Proportional representation with the fractional casting of a state’s Electoral College votes would drastically dilute the voting strength of the individual state that foolishly adopts it, making that state irrelevant in a nationwide presidential contest. If this proposal were to be uniformly adopted by the nation either by state choice or by constitutional amendment, it would defeat the purpose for which the Electoral College was wisely created by the framers, negating all of the previously outlined benefits.
Likewise, direct popular elections would dilute the power of rural areas and less populated states, so that a heavily populated section of the country, such as the Northeast, could realistically and unfairly determine future presidential elections. That is less likely now with the Electoral College system.
The truth is a non-existent boogieman is being conjured up by various political pundits to transform our Electoral College presidential elections into a European parliamentary type system, incorporating features of both proportional representation and popular elections. The boogieman is really a straw man fallacy — namely, that the theoretical amalgamation of 270 Electoral College votes by the eleven most populous but politically disparate states would dominate elections. Such possibility has never and will never happen, and is totally unrealistic and unfounded. Imagine Texas and New York with Georgia and California joining forces to steal elections and enslave the country!
The reality is that the Electoral College process has shown that it has worked as it was intended, and continues to function well.
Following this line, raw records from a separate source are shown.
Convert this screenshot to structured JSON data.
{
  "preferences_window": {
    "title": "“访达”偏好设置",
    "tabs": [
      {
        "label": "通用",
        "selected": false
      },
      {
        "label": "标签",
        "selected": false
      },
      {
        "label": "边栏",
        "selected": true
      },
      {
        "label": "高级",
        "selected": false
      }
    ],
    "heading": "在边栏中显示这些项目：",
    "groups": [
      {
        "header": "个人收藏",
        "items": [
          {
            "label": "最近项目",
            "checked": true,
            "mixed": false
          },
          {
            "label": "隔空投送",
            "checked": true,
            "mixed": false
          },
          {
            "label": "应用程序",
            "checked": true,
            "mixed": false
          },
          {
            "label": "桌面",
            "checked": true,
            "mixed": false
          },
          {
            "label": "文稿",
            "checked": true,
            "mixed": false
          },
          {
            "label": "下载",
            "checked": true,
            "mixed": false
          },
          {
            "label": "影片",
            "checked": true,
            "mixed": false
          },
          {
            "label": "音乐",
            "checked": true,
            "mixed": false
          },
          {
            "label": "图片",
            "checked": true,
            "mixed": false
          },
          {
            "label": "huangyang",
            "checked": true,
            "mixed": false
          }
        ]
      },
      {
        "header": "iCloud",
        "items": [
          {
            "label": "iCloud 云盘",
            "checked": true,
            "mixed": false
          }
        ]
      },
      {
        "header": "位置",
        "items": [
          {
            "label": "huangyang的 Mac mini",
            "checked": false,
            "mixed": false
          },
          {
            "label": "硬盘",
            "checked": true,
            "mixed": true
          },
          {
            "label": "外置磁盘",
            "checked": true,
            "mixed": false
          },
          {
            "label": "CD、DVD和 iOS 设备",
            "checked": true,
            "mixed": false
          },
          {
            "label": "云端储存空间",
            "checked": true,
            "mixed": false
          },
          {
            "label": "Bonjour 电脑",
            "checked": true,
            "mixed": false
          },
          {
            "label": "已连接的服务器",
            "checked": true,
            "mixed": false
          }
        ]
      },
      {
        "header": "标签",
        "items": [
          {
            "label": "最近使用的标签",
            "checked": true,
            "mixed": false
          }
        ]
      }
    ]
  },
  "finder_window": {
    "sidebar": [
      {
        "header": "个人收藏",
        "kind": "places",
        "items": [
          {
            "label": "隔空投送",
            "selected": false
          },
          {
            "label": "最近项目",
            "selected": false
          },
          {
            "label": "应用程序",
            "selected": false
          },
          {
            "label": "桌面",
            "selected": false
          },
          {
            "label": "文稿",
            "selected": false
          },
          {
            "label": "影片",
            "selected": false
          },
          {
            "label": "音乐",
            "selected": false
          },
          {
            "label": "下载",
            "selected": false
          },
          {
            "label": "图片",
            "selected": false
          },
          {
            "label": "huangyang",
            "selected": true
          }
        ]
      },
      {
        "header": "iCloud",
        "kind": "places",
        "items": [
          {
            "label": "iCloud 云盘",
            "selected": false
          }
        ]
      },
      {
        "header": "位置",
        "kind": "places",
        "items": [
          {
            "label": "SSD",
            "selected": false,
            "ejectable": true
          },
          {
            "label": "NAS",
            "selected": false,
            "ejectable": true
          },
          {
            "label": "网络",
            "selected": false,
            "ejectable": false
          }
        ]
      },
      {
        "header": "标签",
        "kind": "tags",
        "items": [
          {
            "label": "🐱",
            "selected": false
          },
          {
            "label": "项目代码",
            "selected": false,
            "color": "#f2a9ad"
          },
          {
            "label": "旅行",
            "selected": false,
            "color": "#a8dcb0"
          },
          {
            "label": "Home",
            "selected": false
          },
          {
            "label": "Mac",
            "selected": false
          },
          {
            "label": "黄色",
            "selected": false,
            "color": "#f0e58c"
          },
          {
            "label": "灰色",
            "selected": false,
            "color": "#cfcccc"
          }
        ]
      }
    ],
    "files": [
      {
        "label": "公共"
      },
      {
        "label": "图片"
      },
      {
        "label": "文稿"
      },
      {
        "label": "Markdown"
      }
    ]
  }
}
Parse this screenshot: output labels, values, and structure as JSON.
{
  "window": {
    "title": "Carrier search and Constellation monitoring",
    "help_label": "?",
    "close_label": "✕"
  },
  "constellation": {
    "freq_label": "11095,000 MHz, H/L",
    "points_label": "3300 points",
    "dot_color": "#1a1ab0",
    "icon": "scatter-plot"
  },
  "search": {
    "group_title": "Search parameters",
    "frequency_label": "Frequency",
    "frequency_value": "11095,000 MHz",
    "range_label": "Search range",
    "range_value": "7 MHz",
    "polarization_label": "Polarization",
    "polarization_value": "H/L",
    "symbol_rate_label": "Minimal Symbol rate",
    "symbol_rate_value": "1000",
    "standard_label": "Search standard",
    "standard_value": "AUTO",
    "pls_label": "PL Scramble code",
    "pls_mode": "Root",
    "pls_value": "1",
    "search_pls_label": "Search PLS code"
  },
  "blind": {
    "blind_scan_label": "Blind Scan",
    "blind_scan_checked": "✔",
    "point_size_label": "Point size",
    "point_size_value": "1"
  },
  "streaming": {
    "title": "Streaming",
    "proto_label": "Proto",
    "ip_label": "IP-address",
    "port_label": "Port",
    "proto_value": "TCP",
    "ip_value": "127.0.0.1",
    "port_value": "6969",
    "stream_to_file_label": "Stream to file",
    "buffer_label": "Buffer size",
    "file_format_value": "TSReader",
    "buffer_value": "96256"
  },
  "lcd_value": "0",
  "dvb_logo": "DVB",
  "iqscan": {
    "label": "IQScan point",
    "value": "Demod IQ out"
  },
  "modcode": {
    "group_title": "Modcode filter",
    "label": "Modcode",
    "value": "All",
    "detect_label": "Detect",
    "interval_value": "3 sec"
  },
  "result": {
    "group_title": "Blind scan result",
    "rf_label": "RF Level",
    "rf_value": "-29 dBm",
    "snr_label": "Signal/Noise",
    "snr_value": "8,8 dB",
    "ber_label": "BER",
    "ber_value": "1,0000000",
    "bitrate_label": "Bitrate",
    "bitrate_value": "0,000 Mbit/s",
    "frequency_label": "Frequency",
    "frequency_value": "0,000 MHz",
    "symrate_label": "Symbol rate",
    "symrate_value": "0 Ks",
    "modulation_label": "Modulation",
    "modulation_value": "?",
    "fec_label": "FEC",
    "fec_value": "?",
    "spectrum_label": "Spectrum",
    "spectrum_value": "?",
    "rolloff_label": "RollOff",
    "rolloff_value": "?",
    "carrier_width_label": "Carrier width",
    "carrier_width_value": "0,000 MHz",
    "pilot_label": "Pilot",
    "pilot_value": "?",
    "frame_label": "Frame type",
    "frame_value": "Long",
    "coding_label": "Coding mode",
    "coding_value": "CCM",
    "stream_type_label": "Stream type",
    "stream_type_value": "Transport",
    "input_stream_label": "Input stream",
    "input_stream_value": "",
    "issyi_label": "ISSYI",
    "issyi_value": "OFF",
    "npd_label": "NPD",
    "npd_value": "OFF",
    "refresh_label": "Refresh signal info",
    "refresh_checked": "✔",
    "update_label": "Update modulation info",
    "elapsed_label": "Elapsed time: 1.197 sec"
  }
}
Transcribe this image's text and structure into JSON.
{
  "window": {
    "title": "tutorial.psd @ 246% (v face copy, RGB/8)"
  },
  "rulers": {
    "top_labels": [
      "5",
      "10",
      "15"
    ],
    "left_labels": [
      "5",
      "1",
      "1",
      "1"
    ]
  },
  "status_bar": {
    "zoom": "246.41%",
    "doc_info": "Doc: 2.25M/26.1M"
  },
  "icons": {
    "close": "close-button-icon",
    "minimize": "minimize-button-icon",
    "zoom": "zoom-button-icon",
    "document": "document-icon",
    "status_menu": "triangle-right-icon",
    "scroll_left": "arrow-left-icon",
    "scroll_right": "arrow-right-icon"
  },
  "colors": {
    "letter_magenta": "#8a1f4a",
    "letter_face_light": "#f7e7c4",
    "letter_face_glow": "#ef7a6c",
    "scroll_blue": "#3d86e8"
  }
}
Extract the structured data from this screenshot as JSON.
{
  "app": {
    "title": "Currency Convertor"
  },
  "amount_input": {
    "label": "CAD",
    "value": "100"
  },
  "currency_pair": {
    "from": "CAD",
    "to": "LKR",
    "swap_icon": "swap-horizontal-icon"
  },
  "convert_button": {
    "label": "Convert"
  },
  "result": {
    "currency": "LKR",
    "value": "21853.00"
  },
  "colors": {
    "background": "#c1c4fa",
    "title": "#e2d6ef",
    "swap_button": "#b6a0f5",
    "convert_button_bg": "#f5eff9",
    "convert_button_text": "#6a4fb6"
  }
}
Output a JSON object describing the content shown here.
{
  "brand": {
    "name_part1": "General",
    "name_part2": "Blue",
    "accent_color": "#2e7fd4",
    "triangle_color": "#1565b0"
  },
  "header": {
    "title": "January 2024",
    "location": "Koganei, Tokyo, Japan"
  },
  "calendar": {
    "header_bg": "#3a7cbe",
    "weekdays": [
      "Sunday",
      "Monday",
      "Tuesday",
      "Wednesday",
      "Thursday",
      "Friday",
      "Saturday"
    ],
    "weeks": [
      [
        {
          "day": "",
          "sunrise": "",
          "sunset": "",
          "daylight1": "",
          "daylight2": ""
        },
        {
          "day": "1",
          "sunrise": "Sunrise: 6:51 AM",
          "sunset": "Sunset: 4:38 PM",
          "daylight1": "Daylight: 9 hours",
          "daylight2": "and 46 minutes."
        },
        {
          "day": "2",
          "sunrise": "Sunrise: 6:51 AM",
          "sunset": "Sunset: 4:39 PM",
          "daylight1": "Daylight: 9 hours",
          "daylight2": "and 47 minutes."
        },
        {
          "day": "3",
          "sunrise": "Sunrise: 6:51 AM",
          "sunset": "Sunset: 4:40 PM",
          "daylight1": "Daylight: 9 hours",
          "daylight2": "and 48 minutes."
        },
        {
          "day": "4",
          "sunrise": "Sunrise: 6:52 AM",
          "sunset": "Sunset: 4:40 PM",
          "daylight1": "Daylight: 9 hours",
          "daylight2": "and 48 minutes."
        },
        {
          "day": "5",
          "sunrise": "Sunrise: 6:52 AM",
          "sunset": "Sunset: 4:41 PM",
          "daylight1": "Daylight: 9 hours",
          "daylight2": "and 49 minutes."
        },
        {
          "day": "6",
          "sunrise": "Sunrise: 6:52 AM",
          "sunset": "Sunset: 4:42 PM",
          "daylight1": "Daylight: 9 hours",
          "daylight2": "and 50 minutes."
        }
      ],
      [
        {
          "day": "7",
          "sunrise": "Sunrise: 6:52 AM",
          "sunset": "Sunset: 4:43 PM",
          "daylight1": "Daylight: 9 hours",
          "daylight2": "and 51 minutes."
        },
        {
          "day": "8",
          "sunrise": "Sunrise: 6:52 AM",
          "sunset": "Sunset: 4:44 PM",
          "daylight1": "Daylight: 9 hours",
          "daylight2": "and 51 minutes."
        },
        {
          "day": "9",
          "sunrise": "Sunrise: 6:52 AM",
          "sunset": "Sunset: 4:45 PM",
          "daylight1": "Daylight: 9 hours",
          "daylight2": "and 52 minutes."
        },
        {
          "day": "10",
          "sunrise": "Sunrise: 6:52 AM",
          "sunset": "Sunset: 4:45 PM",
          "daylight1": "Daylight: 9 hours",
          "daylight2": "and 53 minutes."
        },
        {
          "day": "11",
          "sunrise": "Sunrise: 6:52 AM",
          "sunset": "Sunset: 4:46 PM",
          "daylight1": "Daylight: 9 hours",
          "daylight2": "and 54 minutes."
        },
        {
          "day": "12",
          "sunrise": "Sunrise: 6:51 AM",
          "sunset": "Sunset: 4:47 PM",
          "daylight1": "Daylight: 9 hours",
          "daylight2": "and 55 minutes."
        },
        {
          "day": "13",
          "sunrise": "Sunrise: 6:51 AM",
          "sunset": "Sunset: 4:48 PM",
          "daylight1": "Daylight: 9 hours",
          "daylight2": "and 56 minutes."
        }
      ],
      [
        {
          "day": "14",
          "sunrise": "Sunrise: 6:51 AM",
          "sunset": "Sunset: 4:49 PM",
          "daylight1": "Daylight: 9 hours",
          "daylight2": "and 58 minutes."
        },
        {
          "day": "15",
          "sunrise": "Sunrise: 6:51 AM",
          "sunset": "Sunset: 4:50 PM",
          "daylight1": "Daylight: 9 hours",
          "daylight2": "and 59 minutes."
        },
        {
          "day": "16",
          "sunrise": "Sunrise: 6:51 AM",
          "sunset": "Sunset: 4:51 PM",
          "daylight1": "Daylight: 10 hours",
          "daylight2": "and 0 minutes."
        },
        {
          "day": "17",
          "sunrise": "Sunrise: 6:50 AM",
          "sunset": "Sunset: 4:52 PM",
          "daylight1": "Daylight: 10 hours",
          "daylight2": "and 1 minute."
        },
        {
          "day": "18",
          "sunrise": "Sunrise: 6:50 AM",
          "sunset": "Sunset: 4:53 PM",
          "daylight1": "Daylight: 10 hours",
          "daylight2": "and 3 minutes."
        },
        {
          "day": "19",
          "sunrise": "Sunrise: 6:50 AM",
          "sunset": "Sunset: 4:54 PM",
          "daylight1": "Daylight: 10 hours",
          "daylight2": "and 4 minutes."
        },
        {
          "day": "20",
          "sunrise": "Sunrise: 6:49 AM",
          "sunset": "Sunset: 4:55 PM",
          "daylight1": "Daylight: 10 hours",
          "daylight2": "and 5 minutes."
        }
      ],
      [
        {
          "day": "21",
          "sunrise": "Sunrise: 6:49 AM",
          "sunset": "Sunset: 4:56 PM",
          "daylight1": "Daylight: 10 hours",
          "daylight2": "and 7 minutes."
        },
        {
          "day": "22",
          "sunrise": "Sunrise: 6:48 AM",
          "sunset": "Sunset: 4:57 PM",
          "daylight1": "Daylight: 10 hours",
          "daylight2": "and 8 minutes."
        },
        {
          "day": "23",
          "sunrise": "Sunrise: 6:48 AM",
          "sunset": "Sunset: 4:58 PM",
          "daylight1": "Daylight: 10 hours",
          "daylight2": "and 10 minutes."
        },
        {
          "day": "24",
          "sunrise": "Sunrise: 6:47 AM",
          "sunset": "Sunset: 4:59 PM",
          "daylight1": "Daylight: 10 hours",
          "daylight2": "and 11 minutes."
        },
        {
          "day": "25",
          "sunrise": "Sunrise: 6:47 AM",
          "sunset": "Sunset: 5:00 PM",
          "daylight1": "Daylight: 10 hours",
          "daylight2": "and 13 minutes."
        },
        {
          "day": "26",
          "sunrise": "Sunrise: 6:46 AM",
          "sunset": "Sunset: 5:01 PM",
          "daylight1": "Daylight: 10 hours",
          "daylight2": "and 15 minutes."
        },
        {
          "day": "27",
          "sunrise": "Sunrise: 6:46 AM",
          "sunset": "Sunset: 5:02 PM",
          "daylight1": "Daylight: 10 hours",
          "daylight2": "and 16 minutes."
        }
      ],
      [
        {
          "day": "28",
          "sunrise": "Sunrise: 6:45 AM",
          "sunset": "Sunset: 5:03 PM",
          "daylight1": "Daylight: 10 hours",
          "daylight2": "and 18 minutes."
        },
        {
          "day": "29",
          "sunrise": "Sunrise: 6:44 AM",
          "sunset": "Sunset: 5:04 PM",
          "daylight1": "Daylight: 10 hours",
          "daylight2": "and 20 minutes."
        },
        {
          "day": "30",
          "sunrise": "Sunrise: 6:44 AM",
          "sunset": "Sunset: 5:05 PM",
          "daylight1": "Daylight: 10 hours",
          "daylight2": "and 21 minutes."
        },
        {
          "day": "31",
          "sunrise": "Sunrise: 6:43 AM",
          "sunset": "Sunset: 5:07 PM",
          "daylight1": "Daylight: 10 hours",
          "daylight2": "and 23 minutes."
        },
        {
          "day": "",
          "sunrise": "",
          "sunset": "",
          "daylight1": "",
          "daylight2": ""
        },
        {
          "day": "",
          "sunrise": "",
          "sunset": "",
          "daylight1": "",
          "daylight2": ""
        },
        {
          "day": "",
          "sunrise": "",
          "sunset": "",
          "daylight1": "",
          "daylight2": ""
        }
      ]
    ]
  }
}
It has preserved the delicate geographical political balance among the various urban and rural populations of the small and large states of the federal union, and it has prevented small but heavily populated urban areas from dominating the process of presidential and vice-presidential elections at the expense of the rest of the nation.
Those are the main reasons we should not tinker with the Electoral College now. Republicans in particular should remember that this great nation was founded as a constitutional republic, “if we can keep it.” The wisdom of the Founders reverberates through the ages!
Dr. Miguel A. Faria is a former Clinical Professor of Surgery (Neurosurgery, ret.) and Adjunct Professor of Medical History (ret.) Mercer University School of Medicine; Former member Editorial Board of Surgical Neurology (2004-2010); Recipient of the Americanism Medal from the Nathaniel Macon Chapter of the Daughters of the American Revolution (DAR) 1998; Ex member of the Injury Research Grant Review Committee (aka the Initial Review Group (IRG)) of the Centers for Disease Control and Prevention (CDC) 2002-05; Founder and former Editor-in-Chief of the Medical Sentinel (1996-2002); Editor Emeritus, the Association of American Physicians and Surgeons (AAPS); Author, Vandals at the Gates of Medicine (1995), Medical Warrior: Fighting Corporate Socialized Medicine (1997), and Cuba in Revolution: Escape From a Lost Paradise (2002).
Copyright © 2011 Miguel A. Faria, Jr., MD